Debate on Posthumous Pardons Continues
Sen. Rodney Ellis has requested an opinion from Attorney General Abbott
Hoping to finally put the issue to rest, Sen. Rodney Ellis, D-Houston, penned a letter to Texas Attorney General Greg Abbott on July 14 asking him to weigh in on whether Gov. Rick Perry has the power under law to issue a posthumous pardon. Ellis has been trying to help the family of Timothy Cole to secure a pardon from Perry.
Cole, who died in prison while serving time for a 1985 rape in Lubbock that he did not commit, was posthumously exonerated in Travis Co. District Court earlier this year, but his family has yet to receive an official pardon. Perry spokeswoman Katherine Cesinger has claimed the law doesn't allow Perry to issue such a document.

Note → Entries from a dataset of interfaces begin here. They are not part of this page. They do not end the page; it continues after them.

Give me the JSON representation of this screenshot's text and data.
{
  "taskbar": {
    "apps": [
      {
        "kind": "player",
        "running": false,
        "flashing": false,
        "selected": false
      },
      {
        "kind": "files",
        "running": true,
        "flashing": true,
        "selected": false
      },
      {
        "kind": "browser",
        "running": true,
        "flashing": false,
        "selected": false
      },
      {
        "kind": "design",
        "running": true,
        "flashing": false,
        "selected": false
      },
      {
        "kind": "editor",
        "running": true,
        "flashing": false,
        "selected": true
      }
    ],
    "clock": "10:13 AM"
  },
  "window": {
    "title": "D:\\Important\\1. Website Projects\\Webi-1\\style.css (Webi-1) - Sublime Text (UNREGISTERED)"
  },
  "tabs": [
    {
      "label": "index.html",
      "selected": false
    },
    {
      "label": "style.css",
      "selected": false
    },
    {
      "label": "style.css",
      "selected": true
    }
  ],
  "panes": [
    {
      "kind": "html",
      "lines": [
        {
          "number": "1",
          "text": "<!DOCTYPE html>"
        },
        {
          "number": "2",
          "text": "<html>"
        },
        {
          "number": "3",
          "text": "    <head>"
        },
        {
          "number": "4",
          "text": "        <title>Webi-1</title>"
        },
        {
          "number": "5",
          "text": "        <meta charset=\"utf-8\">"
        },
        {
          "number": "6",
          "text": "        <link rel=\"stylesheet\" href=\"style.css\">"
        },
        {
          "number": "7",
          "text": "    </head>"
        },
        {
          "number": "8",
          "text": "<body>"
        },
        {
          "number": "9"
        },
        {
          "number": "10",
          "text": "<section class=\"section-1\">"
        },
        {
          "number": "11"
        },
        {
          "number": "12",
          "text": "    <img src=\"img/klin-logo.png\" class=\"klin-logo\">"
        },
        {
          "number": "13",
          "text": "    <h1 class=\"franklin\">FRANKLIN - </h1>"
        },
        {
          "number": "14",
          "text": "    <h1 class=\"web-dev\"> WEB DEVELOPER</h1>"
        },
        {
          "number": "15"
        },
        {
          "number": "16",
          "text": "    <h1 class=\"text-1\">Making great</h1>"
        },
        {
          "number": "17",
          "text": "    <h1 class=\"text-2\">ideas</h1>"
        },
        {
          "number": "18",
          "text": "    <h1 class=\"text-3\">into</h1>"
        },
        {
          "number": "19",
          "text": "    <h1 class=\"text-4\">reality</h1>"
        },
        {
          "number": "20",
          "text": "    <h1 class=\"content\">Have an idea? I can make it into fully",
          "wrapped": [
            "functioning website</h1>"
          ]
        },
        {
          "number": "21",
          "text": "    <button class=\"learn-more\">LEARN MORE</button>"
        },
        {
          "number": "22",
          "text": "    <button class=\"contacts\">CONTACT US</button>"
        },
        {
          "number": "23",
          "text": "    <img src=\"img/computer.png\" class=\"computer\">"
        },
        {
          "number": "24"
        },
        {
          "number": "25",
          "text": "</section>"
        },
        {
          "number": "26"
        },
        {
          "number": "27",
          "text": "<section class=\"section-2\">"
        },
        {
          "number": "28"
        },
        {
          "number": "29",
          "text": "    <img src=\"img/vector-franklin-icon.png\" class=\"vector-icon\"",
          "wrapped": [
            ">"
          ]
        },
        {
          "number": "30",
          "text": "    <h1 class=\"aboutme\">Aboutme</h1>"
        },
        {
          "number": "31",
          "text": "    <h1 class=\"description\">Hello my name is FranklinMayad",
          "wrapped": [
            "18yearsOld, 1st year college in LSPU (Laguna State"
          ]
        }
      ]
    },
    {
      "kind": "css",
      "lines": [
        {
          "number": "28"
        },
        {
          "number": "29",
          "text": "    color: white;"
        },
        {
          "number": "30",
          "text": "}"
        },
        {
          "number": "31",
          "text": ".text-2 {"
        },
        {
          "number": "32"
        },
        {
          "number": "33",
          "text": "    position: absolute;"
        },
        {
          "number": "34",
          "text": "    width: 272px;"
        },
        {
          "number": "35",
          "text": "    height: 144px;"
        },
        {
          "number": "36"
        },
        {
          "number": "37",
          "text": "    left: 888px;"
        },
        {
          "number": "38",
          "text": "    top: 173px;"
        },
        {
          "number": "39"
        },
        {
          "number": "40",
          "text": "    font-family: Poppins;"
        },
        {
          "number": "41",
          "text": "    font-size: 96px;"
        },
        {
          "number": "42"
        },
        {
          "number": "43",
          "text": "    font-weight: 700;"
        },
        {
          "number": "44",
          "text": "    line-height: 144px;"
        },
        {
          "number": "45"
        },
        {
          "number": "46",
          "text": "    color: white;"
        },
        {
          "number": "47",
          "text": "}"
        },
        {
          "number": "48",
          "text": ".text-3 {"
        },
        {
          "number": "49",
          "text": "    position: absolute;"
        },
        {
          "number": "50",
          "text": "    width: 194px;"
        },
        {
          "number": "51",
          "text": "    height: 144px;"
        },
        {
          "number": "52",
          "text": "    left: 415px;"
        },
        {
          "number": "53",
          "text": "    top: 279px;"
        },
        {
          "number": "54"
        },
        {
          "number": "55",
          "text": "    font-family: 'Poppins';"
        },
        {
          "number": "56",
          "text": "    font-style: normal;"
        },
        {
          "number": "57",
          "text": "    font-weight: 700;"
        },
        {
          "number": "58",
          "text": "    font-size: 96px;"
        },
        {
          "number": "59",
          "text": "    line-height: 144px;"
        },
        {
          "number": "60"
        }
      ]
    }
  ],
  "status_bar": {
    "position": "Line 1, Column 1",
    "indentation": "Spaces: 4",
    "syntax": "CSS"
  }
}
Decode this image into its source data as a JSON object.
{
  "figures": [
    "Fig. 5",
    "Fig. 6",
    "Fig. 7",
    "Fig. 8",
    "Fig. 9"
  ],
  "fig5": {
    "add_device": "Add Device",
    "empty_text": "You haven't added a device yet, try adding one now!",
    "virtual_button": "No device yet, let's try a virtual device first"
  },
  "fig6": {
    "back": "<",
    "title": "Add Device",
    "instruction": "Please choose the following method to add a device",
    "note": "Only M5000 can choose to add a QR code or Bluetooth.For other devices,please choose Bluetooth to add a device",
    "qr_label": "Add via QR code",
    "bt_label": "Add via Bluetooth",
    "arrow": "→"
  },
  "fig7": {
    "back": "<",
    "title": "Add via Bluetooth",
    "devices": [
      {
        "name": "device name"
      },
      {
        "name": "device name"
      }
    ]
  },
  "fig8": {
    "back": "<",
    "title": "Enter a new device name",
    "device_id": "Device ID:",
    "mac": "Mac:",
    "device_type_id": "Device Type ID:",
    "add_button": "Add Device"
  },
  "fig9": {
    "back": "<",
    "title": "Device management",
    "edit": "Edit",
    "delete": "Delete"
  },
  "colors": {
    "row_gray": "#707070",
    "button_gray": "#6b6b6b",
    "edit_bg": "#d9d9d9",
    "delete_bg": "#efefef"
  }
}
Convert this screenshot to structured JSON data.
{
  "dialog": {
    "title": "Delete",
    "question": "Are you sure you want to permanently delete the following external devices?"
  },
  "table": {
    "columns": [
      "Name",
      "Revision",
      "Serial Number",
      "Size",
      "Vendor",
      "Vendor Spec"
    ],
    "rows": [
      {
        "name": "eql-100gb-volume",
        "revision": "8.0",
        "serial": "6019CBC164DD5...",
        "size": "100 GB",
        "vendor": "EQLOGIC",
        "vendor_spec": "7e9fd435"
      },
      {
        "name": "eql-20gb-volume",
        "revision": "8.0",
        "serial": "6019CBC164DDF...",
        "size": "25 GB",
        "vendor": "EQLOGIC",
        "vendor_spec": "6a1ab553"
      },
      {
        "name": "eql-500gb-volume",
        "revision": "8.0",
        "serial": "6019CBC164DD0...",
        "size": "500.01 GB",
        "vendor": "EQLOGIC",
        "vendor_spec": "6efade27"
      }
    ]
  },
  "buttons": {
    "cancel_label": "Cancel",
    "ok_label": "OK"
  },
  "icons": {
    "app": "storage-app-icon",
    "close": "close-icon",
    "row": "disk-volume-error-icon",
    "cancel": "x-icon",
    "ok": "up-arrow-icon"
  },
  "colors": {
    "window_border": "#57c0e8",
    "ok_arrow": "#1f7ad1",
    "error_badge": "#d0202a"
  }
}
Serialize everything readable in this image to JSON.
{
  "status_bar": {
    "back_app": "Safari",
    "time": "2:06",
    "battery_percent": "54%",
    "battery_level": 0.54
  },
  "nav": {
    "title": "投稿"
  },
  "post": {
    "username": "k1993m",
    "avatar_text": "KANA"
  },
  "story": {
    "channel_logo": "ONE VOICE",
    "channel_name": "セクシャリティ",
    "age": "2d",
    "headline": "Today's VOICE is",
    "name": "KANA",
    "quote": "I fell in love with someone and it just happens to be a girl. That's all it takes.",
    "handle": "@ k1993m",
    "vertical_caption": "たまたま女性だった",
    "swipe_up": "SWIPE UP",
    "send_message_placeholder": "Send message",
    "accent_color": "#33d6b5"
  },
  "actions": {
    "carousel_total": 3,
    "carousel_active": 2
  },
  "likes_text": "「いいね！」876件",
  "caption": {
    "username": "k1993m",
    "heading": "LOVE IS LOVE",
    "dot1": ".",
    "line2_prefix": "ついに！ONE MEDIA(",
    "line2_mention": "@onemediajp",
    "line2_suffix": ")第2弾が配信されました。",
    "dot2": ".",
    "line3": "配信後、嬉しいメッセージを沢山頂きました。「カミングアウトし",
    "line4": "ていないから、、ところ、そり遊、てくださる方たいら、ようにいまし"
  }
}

His hands are tied, she told the Chronicle earlier this month, by a 1965 A.G. opinion concluding that a pardon is not valid unless a person is alive to receive it.
Ellis and Cole's supporters say that's not the case: In his letter to Abbott, Ellis points out that Perry has already signed into law a bill (House Bill 1736, by Rep. Rafael Anchía) that would provide compensation for the family of posthumously pardoned exonerees. "While Governor Perry may have signed legislation that, at a minimum, implies a posthumous pardon is possible, he insists he cannot grant one without a constitutional amendment," Ellis wrote.
Ellis is now asking Abbott to determine whether Perry may "grant a legally effective posthumous pardon" either now or on Sept. 1, when HB 1736 takes effect, and whether the 1965 opinion of then-A.G. Waggoner Carr is "legally binding" on Perry.